SHE STOOPS TO CONQUER
by Oliver Goldsmith.
Olivier Theatre Upper Ground South Bank SE1 9PX In rep to 21 April 2012.
Runs 2hr 50min One interval.
TICKETS: 020 7452 3000.
Review: Timothy Ramsden 19 February.
Stooping to easy laughs, a production that bludgeons rather than conquers the comedy.
Warmest of the small number of regularly revived 18th-century comedies, Oliver Goldsmith’s ‘Mistakes of a Night’ largely stays home with the Hardcastles. Which would suit Mr Hardcastle, a home-loving gentleman content with his provincial life, wife and traditional ways. Yet he’s as kindly as the author himself in making gentle fun of Mrs Hardcastle’s interest in fashion.
And with young Kate Hardcastle, who reconciles youthful tastes with her father’s wishes by wearing finery in mornings and plain dresses at evening. Easygoing tempers are the order of She Stoops to Conquer’s day.
A massive fireplace and the wall around it in Mark Thompson’s design near-overwhelm characters (perhaps it’s no coincidence the two most successful scenes are the ones set elsewhere). Alas, Jamie Lloyd’s production does the same with Goldsmith’s play.

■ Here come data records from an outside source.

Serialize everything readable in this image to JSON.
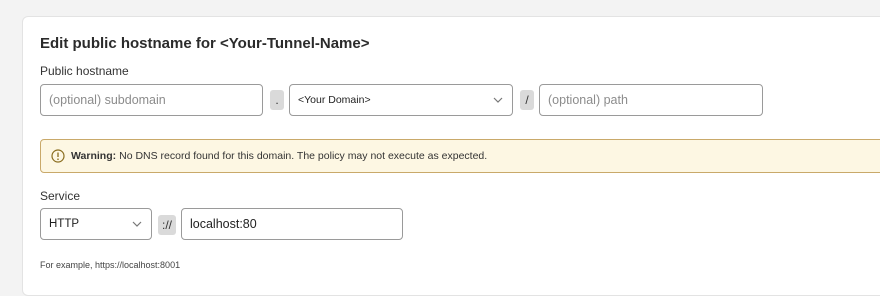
{
  "form": {
    "title": "Edit public hostname for <Your-Tunnel-Name>",
    "public_hostname_label": "Public hostname",
    "subdomain_placeholder": "(optional) subdomain",
    "dot_separator": ".",
    "domain_select_value": "<Your Domain>",
    "slash_separator": "/",
    "path_placeholder": "(optional) path",
    "warning": {
      "title": "Warning:",
      "message": "No DNS record found for this domain. The policy may not execute as expected.",
      "icon": "warning-circle-icon",
      "background": "#fdf7e3",
      "border": "#c9a96a"
    },
    "service_label": "Service",
    "service_type_value": "HTTP",
    "scheme_separator": "://",
    "service_url_value": "localhost:80",
    "hint": "For example, https://localhost:8001"
  }
}
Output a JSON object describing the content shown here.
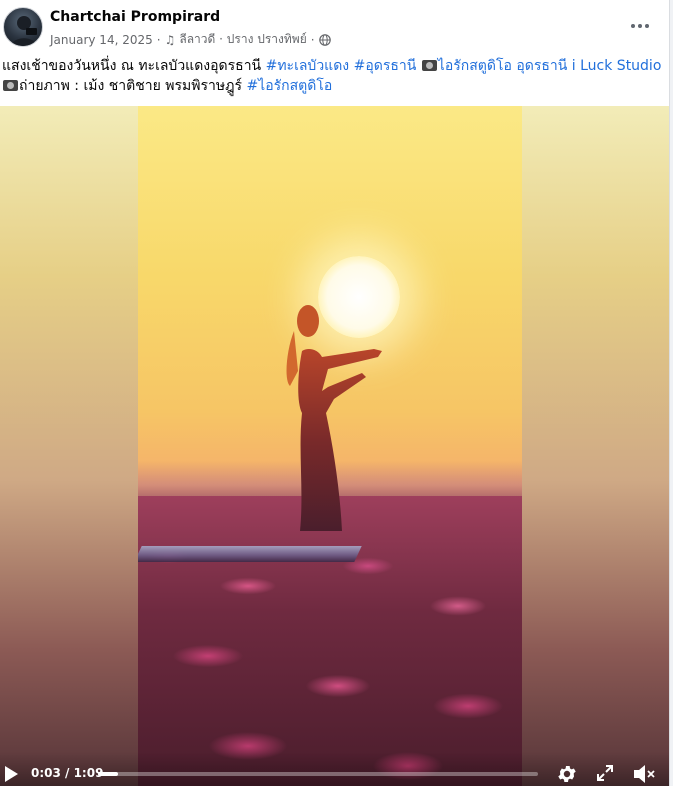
{
  "post": {
    "author": "Chartchai Prompirard",
    "date": "January 14, 2025",
    "separator": "·",
    "music_note": "♫",
    "audio_label": "ลีลาวดี · ปราง ปรางทิพย์",
    "privacy_icon": "globe-icon",
    "more_icon": "more-options-icon"
  },
  "caption": {
    "text_1": "แสงเช้าของวันหนึ่ง ณ ทะเลบัวแดงอุดรธานี ",
    "tag_1": "#ทะเลบัวแดง",
    "space_1": " ",
    "tag_2": "#อุดรธานี",
    "space_2": "  ",
    "link_1": "ไอรักสตูดิโอ อุดรธานี i Luck Studio",
    "text_2": "ถ่ายภาพ : เม้ง ชาติชาย พรมพิราษฎูร์ ",
    "tag_3": "#ไอรักสตูดิโอ"
  },
  "video": {
    "time_display": "0:03 / 1:09",
    "progress": 0.045,
    "play_icon": "play-icon",
    "settings_icon": "gear-icon",
    "fullscreen_icon": "fullscreen-icon",
    "mute_icon": "muted-speaker-icon"
  }
}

To start there’s a musical chorus, which keeps reappearing with near-surrealist irrelevance. Delightful thought their choric bursts and pan-bashing percussion are, and while they give a large chorus of servant-playing actors something to do, they hardly contribute to the world of the play.
Enjoyably irrelevant interludes are one thing; overlaying a finely-formed comedy with excessive, character-threatening, acting is another. At best, in Sophie Thompson’s Mrs Hardcastle, there’s some point to the attempt to speak to London gentleman in an affected accent, which takes the scenic route as it commutes between country and Town.
But whatever the momentary laughs provided by London visitors Marlow and Hastings, their clownish exaggeration acts like a landslide obscuring the play’s human territory. Less virulent but still unhelpful are Katherine Kelly’s cute gestures, while it’s an abandonment of character and decorum for her to sit legs astride the furniture like the bar-room strumpet she’d abhor, to catch Marlow’s attention.
There are a few more appropriate moments, like Hardcastle doubling-up when a servant prompts memory of a favourite old joke. And David Fynn’s Tony, the character in whom excess would be most appropriate, has a natural-seeming jollity, while his realisation he is free of bourgeois tedium and can go to Bet Bouncer is a rare moment of comic truth. If only there were more amid the theatrical overkill.
Mr Hardcastle: Steve Pemberton.
Mrs Hardcastle: Sophie Thompson.
Tony Lumpkin: David Fynn.
Kate Hardcastle: Katherine Kelly.
Constance Neville: Cush Jumbo.
Landlord/William: Gavin Spokes.
Marlow: Harry Hadden-Paton.
Hastings: John Heffernan.
Bet Bouncer/Pimple: Amy Booth-Steel.
Diggory: Oliver Jackson.
Douglas/Jeremy: Matthew Seadon-Young.
Sir Charles Marlow: Timothy Speyer.
Dick Muggines/Mark: Stavros Demetraki.
Thonas: Terry Doe.
Roger: Jonathan Glew.
Bridget: Sarah Moyle.
Phyllis: Zoë Rainey.
Jack Slang/Paul: Russell Wilcox.
Director: Jamie Lloyd.
Designer: Mark Thompson.
Lighting: Neil Austin.
Sound/Music: Ben & Max Ringham.
Music Arranger/Music Director: David Shrubsole.
Movement: Ann Yee.
Company Voice work: Jeannette Nelson.
Dialect coach: Kate Godfrey.
Associate sound: Matt Berry.